Last week I posted a little item about finally using QR codes in the classroom and Margaret asked me to write a little about it here.

my classroom blog

In a nutshell a QR (quick response) code can provide easy access to anything that is alpha numeric with a scan of the code. Typically it’s a URL. In an upper grade classroom where students have access to iPhones and iPads, this this a perfect way to give them quick access to information for research. I have used this to get them to websites quickly, no time is lost on typing in the URL. It seems silly, but I have seen students spend up to ten minutes trying to type in a URL. It takes away from their learning and usually another child’s learning as they help them. For sites we are going to use for a unit of study I have taken the time to load them on to the iPads, but that takes prep. With a QR code, all I need to do is print it out and students scan it. To create a QR code I like It allows for color which helps students get to the correct code to scan. Imagine today’s links for the debate are in red, for social studies in blue. A QR reader app need to be loaded on to iPads, but that is a one time thing.

There are amazing ways teachers have been using QR codes in the classroom. Check this google doc for many examples.
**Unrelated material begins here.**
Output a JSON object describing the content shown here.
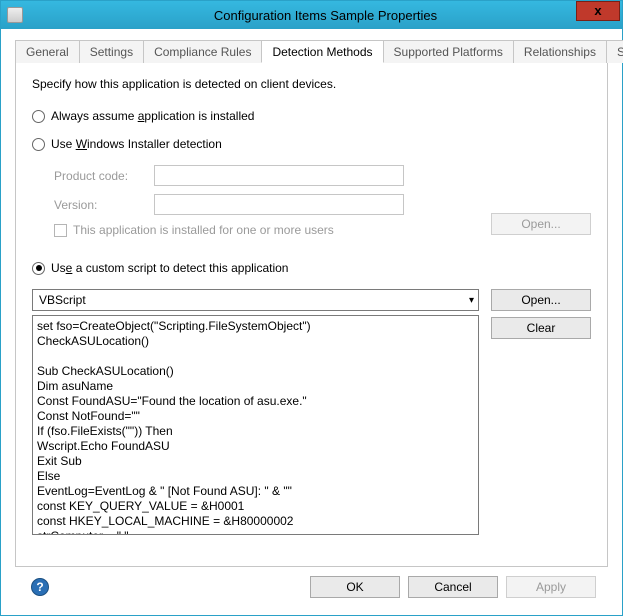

I particularly like #52 on this list where students create their own scavenger hunt. Pretty cool stuff.